Mystery is like bread. White, tasteless, non-nutritious bread. It's formulaic and dull and boring, but sometimes you can make a damn fine sandwich with it. But then, the focus is never really the bread, now is it? I prefer novels that have an element of mystery without it actually being A Mystery. There are rare exceptions that are more like a nice pumpernickle or French loaf, maybe even some raisin bread if you're lucky. Mystery lovers will disagree with me here, but to me - white bread. It's obviously a library staple, though, and I respect it as such, but I wouldn't eat it on a regular basis.
Young Adult, oh I love YA Fiction. It is dessert. I try to eat sparingly, but I have such a bad sweet tooth. Books like The Hunger Games are more of a cheese tray or a frozen yogurt
- a slightly healthier choice, but oh so good. You have books like
Twilight, which are like penny candy: I'll eat it if it's around, but
it's certainly not my first choice and sometimes I'll skip it
altogether. But I love most the truly enjoyable reads that have a certain denseness to them like a good brownie or rich cake. I'm drooling, how about you?
Romance, strangely, is like whipped cream. There is nothing good in those calories, but damned if I don't eat it anyway.
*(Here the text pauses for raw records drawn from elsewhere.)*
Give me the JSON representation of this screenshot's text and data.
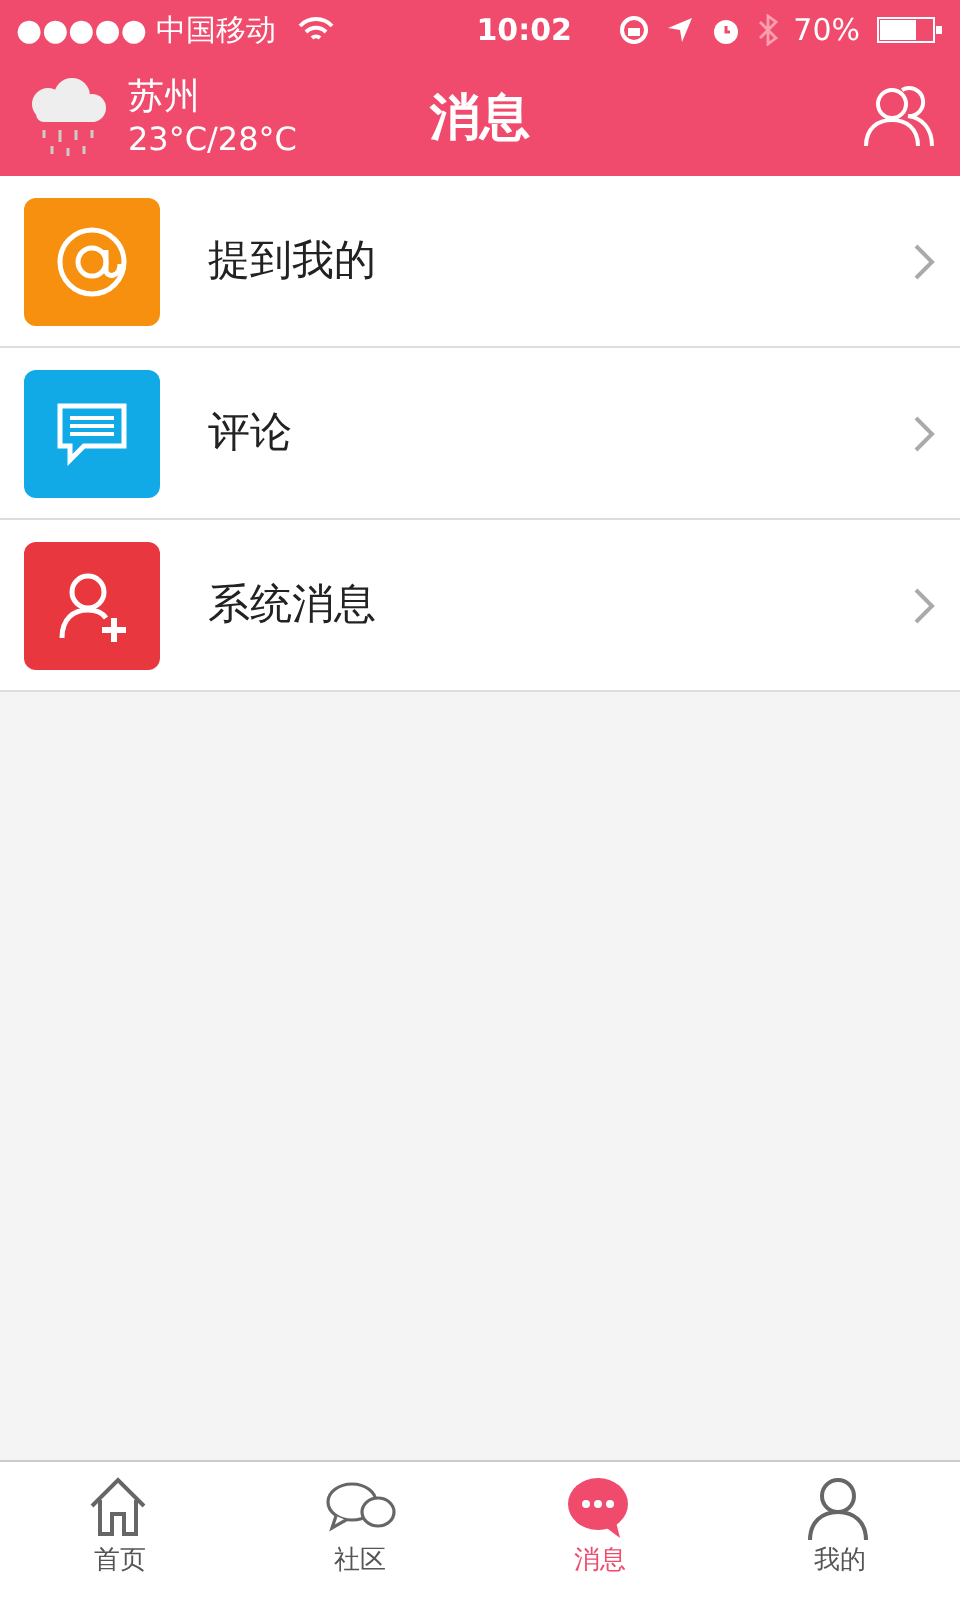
{
  "status_bar": {
    "carrier": "●●●●● 中国移动",
    "time": "10:02",
    "battery": "70%"
  },
  "header": {
    "city": "苏州",
    "temperature": "23°C/28°C",
    "title": "消息"
  },
  "items": [
    {
      "kind": "mention",
      "label": "提到我的",
      "color": "#f7900e"
    },
    {
      "kind": "comment",
      "label": "评论",
      "color": "#11a9e6"
    },
    {
      "kind": "system",
      "label": "系统消息",
      "color": "#e8373f"
    }
  ],
  "tabs": [
    {
      "kind": "home",
      "label": "首页",
      "selected": false
    },
    {
      "kind": "community",
      "label": "社区",
      "selected": false
    },
    {
      "kind": "messages",
      "label": "消息",
      "selected": true
    },
    {
      "kind": "profile",
      "label": "我的",
      "selected": false
    }
  ]
}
It goes well with other genres, but on it's own there's something shameful about just eating whipped cream. At the worst it's like a Diet Coke: not only is it overly sweet and bad for you, but there's no caloric value at all.
*Surprise! Oh the horror. PS: I don't know if I'm allergic to conch, but this is supposedly how most people find out...and on vacation.
**Dayna Ingram asked me to blog about this book, although she did not recommend a topic (this time). Send me a recommendation at firstname.lastname@example.org or my Twitter account @libs_lib.